-- YOUR GOAL --
In the entries that follow, find every line containing "title" and copy it.

Entries from a dataset of interfaces
● ● ● ● ●

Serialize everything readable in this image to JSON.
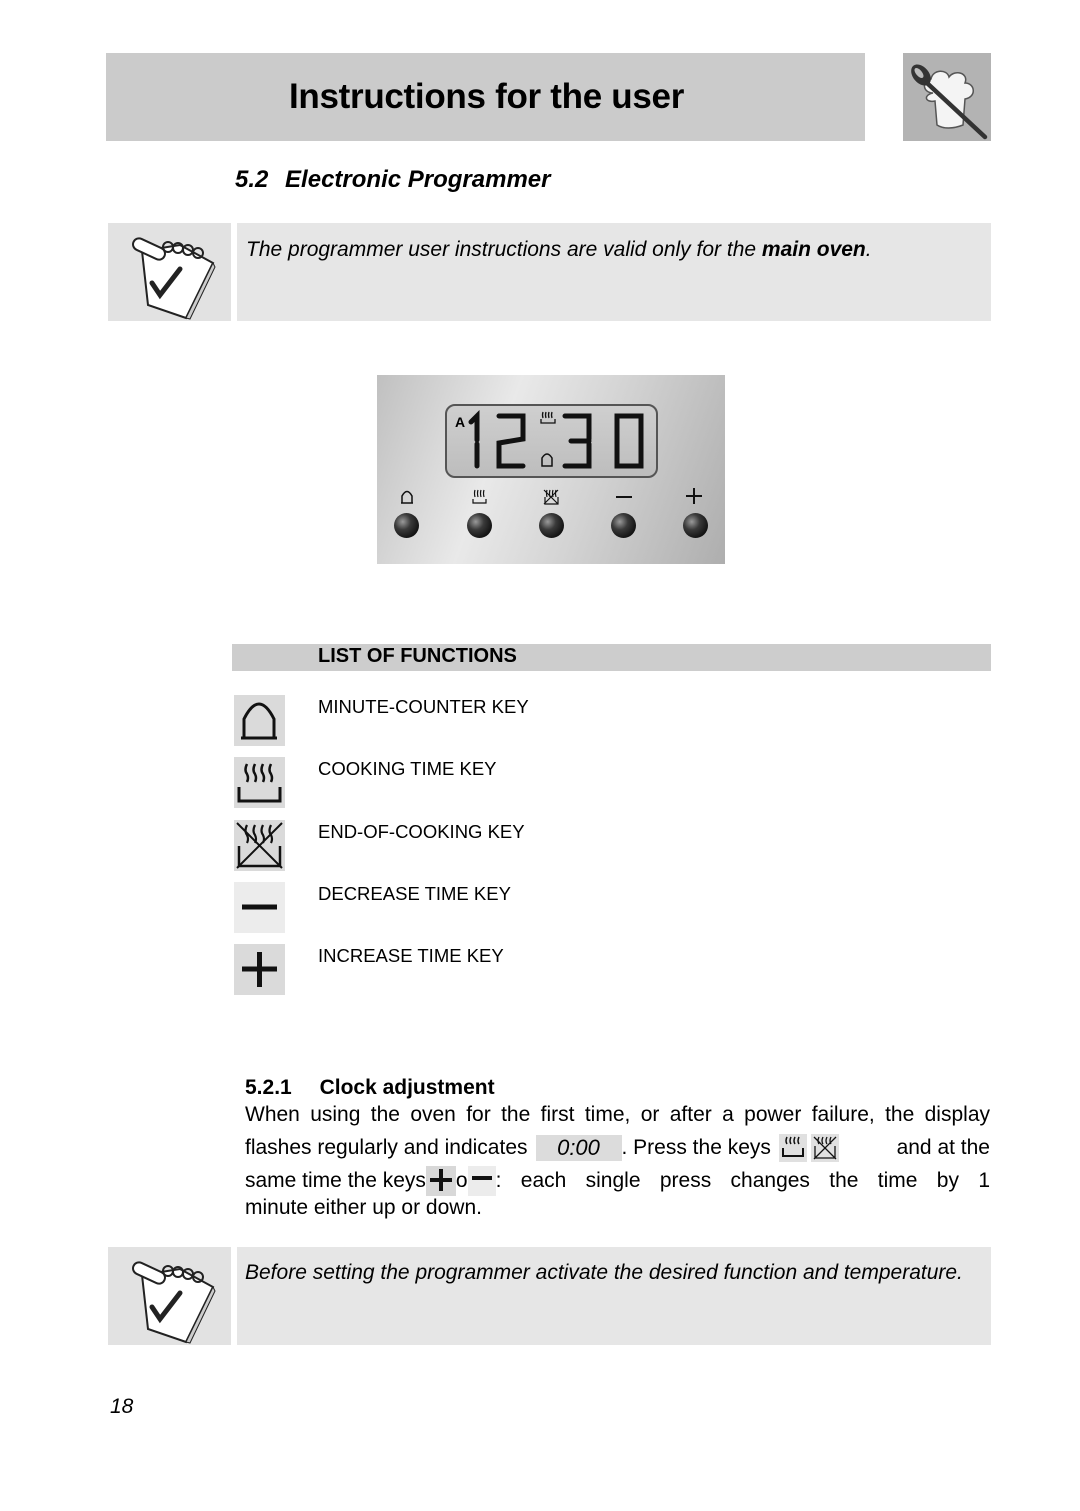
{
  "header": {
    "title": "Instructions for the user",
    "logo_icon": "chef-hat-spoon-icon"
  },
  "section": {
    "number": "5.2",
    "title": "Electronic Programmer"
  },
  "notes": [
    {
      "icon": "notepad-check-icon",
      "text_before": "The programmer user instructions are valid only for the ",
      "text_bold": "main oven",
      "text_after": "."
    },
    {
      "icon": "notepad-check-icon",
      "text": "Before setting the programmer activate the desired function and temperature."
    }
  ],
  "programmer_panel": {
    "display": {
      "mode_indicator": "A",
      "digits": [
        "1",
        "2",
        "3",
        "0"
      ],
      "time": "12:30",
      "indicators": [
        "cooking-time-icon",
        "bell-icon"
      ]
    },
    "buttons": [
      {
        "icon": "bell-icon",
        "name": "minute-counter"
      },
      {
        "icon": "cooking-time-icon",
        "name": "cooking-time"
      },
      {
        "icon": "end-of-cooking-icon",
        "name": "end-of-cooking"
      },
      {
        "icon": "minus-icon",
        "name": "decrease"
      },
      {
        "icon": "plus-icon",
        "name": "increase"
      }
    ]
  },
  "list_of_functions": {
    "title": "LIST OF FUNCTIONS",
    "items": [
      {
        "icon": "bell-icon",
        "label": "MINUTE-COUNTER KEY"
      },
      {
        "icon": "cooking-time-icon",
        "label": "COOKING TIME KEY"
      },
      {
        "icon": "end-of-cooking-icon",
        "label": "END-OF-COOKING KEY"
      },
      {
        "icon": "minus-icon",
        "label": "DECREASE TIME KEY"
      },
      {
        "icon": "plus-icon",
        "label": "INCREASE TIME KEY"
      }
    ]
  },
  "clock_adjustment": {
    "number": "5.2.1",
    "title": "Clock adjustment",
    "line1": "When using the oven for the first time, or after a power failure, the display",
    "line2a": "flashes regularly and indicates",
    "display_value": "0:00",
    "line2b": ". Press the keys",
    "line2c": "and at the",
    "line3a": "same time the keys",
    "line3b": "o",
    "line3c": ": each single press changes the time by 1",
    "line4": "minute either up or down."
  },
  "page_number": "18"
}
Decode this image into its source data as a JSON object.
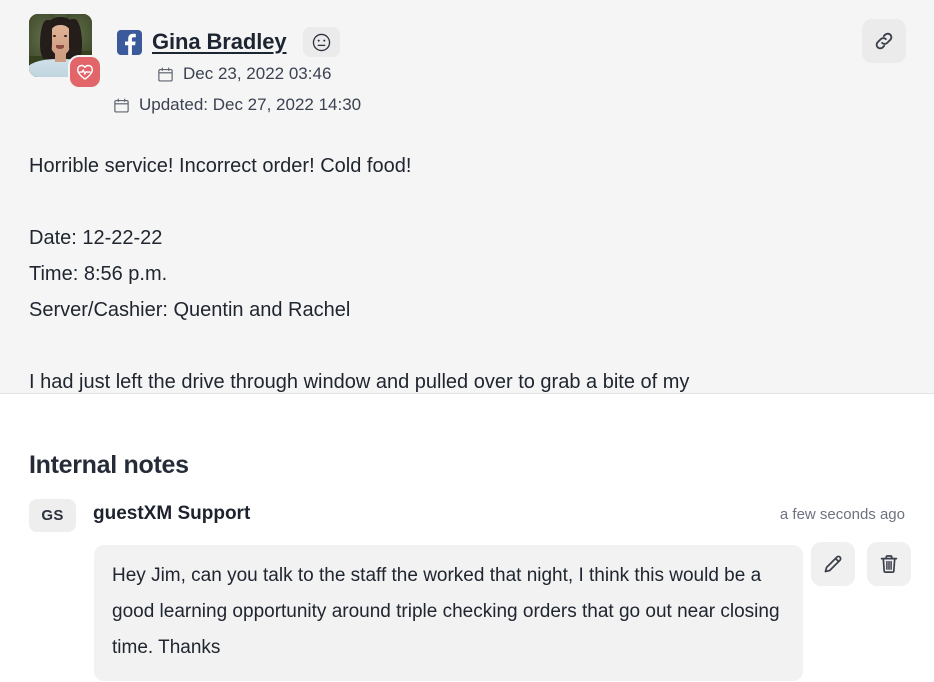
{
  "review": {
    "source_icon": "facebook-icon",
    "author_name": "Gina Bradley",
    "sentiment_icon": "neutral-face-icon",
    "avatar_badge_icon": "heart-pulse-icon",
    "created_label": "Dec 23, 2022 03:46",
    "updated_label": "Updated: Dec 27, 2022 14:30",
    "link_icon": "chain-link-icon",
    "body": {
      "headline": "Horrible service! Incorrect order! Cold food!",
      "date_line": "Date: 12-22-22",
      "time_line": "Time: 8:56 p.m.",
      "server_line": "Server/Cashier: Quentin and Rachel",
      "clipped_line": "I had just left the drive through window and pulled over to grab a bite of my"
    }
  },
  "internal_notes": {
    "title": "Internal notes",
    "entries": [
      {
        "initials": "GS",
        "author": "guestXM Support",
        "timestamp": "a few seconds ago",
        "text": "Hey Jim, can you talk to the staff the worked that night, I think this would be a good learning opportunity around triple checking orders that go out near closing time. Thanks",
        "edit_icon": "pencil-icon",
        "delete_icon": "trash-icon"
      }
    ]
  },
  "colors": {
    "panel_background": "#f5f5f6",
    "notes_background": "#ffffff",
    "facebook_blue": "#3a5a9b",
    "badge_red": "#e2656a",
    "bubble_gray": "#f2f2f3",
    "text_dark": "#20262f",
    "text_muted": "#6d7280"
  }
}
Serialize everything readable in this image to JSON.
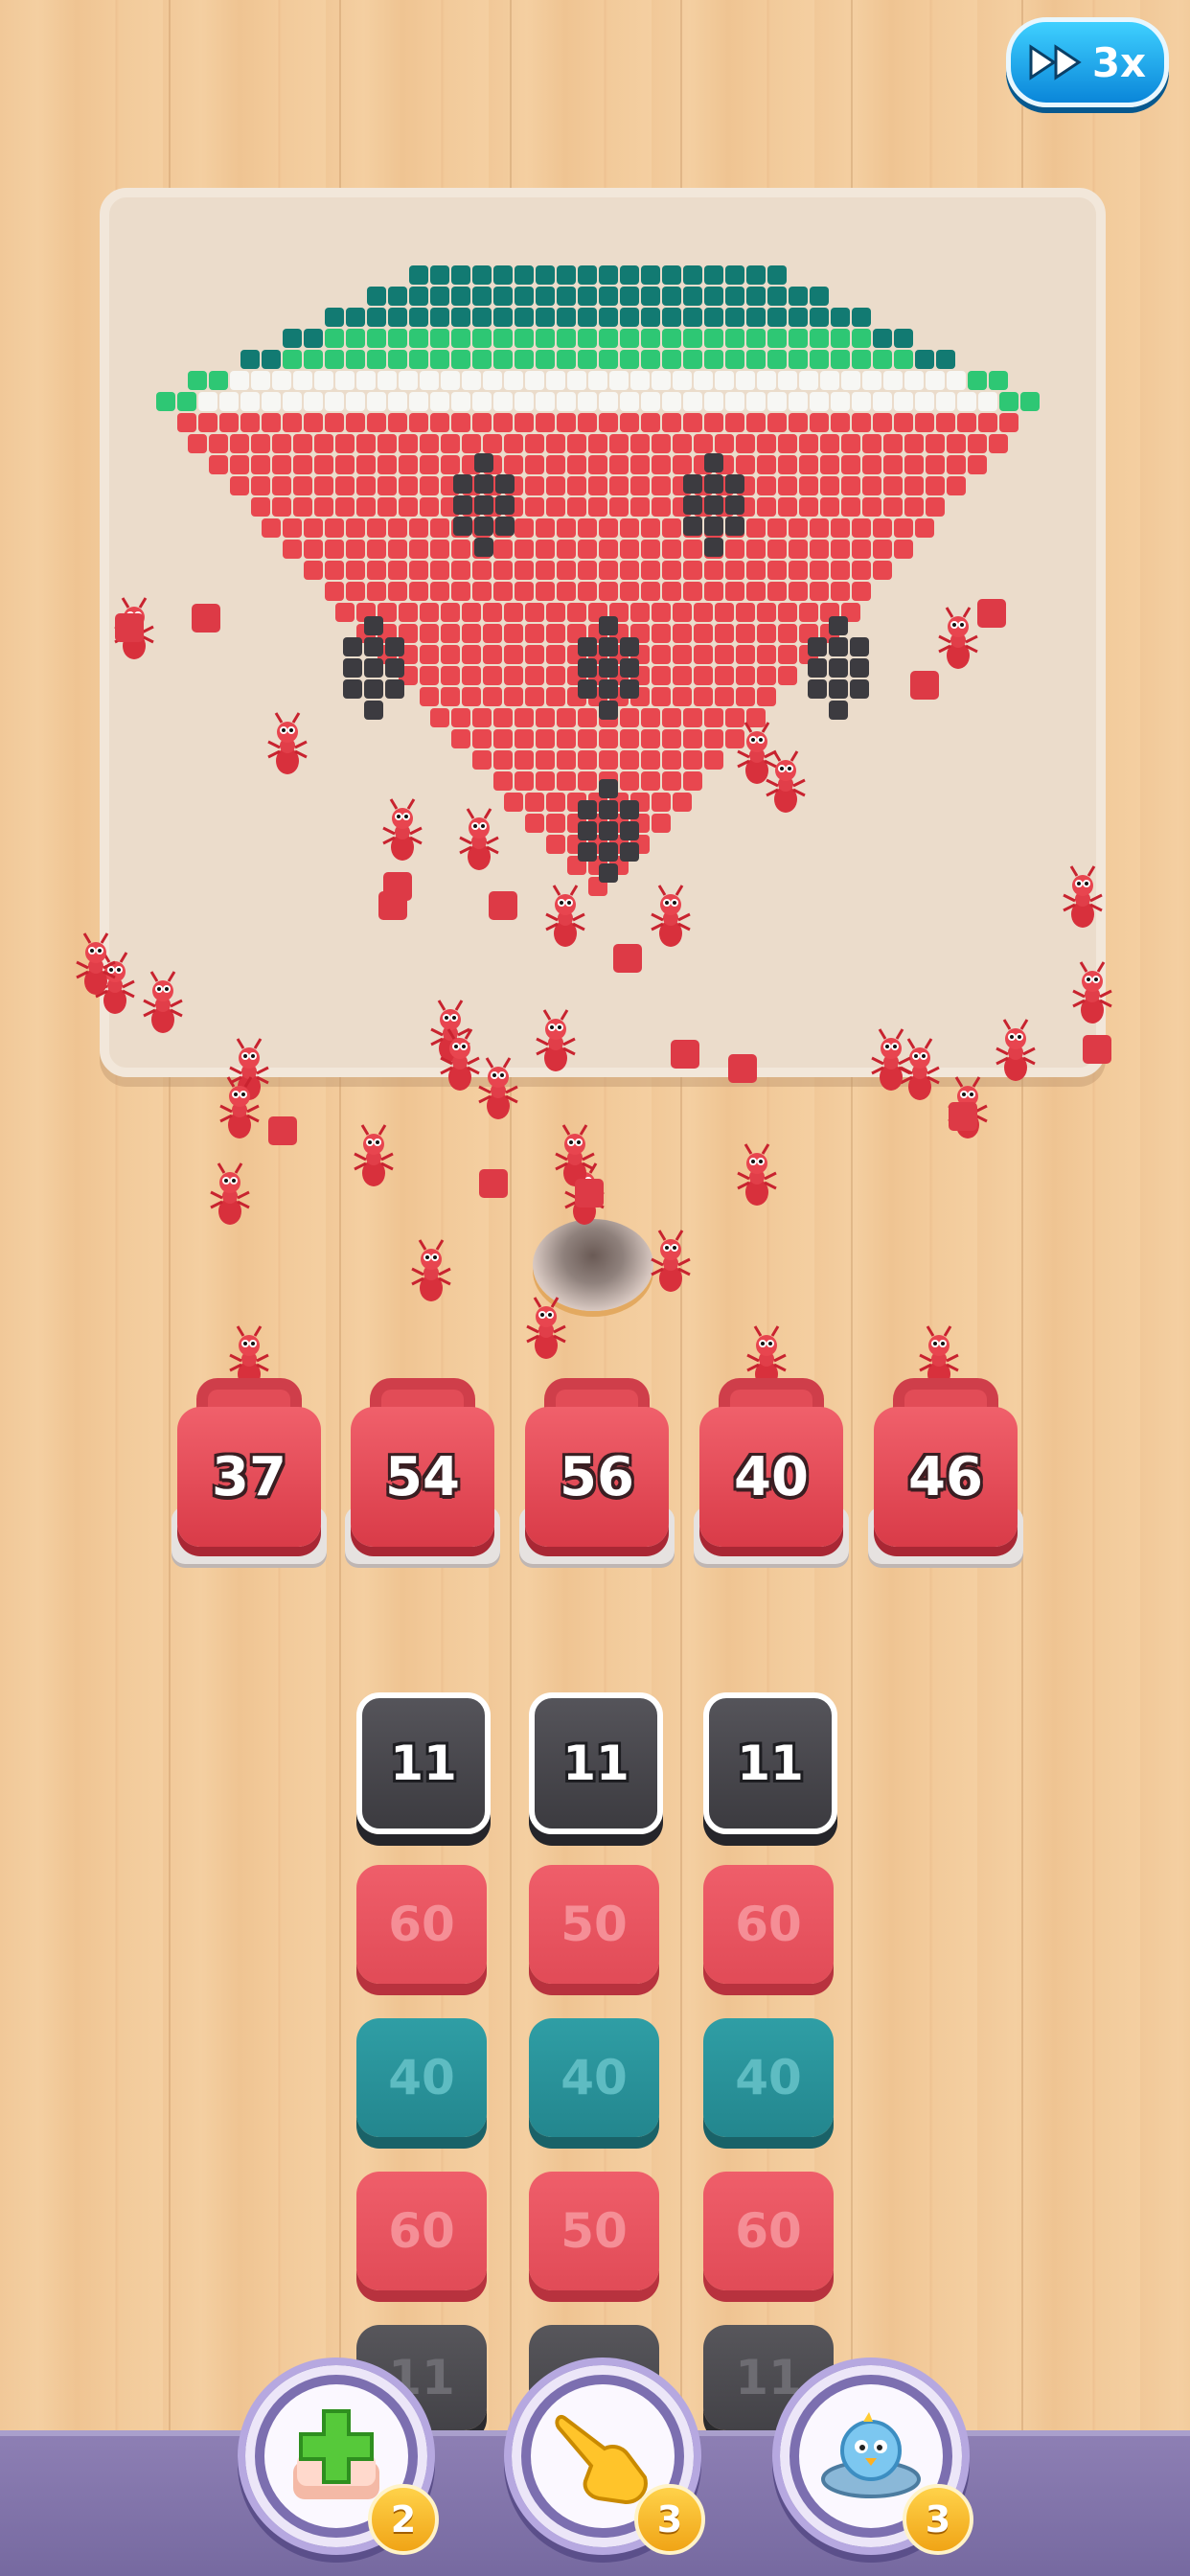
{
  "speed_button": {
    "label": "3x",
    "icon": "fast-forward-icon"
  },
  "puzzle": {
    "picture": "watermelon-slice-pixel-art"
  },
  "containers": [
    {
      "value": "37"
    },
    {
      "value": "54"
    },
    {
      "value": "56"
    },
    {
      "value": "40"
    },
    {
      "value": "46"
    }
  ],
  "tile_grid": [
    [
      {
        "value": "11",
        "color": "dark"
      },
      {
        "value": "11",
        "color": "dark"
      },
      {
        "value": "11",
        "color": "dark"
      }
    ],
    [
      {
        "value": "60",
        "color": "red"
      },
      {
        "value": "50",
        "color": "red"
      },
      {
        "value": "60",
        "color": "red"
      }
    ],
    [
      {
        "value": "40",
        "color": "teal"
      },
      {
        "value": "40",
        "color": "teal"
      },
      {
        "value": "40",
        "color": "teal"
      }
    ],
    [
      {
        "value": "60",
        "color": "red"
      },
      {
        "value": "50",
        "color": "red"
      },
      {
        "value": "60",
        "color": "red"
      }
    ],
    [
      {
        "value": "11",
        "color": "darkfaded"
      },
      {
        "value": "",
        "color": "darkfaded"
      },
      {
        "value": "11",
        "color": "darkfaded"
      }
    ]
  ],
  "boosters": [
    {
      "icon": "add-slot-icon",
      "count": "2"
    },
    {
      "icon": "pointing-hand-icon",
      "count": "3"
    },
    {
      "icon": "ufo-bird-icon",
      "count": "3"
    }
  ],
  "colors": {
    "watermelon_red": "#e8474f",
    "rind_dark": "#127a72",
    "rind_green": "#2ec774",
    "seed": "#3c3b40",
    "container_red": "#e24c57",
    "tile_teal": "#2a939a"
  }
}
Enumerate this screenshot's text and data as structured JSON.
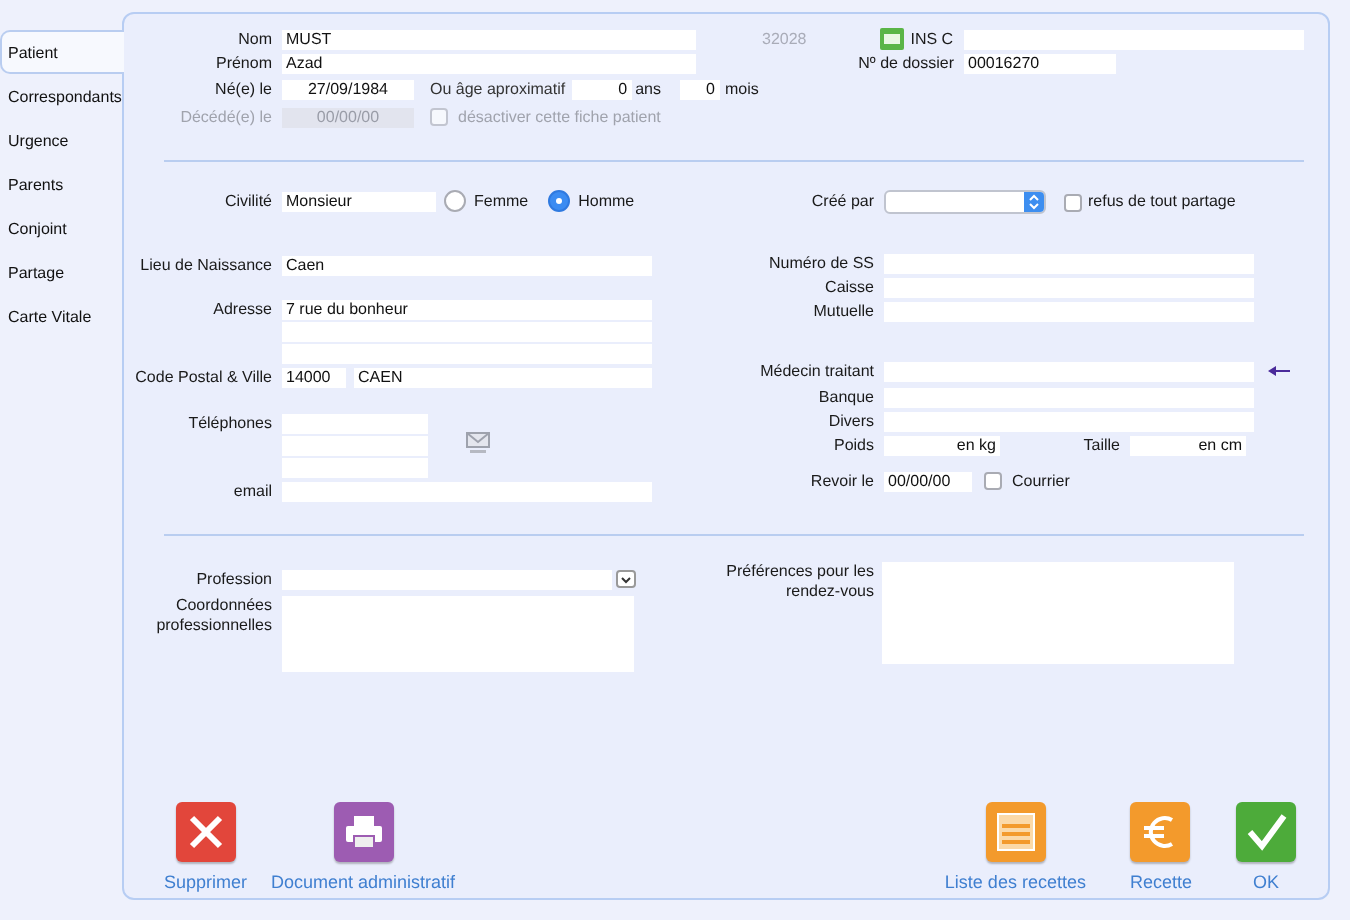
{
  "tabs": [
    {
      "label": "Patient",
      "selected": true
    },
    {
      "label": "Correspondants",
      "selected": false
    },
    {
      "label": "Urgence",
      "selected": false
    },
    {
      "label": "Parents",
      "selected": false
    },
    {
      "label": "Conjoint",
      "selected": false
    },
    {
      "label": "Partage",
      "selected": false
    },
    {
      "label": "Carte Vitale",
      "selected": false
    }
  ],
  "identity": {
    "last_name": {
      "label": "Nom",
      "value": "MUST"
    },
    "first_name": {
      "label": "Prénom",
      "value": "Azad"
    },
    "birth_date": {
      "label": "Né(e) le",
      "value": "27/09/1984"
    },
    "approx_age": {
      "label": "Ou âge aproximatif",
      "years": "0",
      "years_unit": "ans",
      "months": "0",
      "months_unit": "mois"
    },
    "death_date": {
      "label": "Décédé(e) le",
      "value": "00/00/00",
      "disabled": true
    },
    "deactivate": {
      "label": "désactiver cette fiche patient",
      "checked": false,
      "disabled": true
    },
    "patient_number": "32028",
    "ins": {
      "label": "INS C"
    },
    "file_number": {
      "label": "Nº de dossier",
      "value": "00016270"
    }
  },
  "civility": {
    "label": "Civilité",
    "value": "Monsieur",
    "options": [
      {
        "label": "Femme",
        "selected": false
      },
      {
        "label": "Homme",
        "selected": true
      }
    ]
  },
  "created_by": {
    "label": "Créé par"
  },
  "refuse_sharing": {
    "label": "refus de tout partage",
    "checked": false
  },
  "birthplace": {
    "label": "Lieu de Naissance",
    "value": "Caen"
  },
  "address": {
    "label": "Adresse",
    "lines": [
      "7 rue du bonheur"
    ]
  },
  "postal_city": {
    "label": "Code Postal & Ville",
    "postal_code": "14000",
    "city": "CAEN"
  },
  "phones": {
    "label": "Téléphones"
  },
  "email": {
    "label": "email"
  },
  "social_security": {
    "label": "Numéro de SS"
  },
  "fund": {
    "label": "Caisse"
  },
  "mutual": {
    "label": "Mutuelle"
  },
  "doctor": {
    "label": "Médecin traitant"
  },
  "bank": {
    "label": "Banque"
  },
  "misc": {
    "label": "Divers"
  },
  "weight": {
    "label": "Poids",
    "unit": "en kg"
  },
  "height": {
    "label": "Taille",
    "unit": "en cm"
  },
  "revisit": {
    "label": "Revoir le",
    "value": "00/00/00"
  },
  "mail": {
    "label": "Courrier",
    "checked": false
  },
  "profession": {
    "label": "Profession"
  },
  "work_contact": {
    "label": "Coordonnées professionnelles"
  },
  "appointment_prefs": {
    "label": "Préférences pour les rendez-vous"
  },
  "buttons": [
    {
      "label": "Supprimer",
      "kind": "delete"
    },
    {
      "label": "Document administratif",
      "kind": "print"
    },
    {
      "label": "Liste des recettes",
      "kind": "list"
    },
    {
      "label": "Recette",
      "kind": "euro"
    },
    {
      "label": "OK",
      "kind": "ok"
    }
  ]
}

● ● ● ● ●

-- ANSWER AREA --
    "title": "Instructions for the user",
    "title": "Electronic Programmer"
    "title": "LIST OF FUNCTIONS",
    "title": "Clock adjustment",
    "title": "Internal notes",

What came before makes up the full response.